Using the records provided below, locate and copy each line that contains the word "документы".
"""
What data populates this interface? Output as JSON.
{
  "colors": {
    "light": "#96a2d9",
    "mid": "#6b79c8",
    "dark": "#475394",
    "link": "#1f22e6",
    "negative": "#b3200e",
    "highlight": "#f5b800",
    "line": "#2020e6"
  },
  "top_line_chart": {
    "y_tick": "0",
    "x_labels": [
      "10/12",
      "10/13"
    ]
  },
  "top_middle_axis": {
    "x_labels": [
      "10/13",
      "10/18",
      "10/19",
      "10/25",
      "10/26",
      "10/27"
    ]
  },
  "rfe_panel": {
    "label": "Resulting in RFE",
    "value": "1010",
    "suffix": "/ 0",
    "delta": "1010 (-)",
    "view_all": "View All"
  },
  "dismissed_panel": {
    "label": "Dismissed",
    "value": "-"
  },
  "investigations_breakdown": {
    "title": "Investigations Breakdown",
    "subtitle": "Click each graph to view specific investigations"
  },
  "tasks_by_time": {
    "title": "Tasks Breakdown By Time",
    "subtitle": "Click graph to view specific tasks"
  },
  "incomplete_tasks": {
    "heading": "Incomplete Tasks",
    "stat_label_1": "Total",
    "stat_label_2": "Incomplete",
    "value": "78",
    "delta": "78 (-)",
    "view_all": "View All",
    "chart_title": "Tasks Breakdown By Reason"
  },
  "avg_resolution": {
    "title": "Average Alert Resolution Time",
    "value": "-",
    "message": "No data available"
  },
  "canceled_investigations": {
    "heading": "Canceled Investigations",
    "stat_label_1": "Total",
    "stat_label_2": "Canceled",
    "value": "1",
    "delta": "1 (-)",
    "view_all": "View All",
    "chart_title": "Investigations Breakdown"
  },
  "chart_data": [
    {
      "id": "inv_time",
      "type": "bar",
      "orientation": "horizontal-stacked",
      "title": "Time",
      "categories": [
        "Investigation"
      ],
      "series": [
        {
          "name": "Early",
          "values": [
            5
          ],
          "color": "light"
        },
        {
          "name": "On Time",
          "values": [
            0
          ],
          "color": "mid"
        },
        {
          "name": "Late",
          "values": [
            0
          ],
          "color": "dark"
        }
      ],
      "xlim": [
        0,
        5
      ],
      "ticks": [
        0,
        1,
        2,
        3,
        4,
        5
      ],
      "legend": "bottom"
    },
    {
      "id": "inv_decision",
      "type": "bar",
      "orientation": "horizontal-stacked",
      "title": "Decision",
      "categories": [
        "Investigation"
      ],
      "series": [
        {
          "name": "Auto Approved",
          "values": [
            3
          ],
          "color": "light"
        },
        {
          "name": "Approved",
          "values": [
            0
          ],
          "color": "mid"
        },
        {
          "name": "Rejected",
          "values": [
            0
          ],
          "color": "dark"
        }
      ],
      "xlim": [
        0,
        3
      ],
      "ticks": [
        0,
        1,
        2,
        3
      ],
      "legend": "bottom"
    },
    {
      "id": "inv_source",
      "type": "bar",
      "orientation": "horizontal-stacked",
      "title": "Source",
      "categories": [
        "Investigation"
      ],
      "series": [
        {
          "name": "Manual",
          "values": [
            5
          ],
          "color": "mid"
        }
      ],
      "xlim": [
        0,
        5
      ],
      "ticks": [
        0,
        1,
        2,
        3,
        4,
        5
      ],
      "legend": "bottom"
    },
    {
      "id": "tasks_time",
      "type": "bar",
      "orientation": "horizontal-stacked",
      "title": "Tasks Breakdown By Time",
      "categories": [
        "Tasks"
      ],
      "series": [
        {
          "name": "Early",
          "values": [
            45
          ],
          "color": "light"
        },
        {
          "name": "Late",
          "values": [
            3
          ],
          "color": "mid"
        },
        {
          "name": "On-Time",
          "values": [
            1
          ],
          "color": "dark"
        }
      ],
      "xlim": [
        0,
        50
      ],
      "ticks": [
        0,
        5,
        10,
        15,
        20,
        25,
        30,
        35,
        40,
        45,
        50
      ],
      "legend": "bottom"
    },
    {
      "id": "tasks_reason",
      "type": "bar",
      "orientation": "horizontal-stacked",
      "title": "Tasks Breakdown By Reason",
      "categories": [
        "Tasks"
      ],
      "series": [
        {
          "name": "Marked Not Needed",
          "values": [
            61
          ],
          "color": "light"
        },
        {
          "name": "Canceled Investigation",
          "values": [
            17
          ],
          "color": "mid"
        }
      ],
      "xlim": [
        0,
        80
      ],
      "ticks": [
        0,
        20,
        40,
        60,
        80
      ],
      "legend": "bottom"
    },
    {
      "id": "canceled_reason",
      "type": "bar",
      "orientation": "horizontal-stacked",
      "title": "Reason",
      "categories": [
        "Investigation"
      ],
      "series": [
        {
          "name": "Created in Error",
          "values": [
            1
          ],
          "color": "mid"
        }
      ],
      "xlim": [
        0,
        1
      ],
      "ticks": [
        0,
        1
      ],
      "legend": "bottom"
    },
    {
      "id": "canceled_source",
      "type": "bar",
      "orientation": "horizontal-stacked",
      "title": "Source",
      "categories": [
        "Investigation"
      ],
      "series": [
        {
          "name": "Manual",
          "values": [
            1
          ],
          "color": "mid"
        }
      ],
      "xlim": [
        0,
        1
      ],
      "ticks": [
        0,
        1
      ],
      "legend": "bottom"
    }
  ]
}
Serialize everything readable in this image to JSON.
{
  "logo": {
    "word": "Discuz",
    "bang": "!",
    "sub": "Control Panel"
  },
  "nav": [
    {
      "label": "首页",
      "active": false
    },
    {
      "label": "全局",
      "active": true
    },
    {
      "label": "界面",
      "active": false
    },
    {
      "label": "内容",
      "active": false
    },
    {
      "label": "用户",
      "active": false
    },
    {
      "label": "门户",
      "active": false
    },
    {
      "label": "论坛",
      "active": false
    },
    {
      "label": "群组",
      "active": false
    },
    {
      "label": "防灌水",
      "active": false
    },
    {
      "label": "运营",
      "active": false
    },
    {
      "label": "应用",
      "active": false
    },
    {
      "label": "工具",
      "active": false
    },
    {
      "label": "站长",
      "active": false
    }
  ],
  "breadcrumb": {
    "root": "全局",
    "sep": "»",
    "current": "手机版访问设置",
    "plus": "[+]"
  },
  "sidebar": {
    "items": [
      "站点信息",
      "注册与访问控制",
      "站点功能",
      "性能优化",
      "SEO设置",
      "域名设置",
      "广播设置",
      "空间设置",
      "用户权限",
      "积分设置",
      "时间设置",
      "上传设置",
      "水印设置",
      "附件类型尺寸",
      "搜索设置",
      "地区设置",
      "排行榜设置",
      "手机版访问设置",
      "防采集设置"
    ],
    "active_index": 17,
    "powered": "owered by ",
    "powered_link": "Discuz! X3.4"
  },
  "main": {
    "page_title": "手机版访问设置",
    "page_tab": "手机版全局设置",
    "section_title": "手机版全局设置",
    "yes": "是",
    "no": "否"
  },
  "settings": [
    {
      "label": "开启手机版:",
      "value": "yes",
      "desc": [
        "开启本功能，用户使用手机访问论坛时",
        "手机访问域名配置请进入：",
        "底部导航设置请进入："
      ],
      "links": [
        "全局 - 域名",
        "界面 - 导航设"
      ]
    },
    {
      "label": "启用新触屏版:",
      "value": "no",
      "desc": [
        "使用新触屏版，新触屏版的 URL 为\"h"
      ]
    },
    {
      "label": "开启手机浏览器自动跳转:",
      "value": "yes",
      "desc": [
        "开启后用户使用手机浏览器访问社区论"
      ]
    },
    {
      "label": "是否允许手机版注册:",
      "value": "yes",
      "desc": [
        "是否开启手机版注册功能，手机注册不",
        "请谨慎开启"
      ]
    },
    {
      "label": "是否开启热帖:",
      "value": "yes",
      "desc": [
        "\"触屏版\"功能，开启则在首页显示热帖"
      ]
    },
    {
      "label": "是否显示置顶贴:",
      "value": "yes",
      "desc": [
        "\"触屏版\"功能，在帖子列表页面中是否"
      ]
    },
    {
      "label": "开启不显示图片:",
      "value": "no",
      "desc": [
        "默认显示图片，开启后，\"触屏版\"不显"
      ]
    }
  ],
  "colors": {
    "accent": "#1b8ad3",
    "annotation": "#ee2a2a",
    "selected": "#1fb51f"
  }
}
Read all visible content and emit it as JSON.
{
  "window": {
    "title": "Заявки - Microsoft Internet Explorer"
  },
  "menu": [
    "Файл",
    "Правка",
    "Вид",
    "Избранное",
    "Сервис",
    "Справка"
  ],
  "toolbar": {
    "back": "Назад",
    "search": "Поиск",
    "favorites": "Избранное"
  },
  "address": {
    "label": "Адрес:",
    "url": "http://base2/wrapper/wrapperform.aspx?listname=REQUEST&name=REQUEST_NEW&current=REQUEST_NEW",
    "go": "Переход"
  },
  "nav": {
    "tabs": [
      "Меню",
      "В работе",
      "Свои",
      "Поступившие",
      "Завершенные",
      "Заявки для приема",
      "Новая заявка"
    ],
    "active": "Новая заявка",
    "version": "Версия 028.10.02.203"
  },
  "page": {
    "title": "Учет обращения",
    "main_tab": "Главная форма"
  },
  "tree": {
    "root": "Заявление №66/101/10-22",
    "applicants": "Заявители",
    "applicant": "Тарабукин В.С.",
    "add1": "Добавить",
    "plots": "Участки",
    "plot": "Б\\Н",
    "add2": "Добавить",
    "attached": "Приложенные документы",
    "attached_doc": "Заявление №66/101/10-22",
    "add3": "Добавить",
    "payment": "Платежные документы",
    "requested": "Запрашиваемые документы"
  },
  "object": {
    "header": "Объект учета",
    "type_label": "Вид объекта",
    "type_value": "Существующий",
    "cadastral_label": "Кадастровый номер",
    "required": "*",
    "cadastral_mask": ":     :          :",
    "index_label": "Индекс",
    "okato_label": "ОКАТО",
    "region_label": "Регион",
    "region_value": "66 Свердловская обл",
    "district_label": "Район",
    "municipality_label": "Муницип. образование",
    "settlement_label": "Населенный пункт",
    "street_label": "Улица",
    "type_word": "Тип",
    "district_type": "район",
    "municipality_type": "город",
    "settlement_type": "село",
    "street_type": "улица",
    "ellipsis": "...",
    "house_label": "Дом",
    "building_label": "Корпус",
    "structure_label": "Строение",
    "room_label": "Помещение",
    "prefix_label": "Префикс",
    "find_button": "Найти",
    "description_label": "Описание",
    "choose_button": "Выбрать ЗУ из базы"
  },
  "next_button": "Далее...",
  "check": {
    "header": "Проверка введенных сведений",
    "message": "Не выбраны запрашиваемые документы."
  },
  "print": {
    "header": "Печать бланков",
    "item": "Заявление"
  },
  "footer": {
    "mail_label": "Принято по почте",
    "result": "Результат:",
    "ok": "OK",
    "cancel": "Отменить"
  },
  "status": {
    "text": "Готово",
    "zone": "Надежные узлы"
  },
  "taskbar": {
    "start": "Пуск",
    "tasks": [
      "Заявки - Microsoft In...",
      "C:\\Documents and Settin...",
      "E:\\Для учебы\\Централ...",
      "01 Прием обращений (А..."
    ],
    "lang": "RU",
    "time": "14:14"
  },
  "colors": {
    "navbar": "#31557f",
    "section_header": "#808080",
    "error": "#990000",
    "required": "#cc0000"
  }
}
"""
#### Finished task
    "attached": "Приложенные документы",
    "payment": "Платежные документы",
    "requested": "Запрашиваемые документы"
    "message": "Не выбраны запрашиваемые документы."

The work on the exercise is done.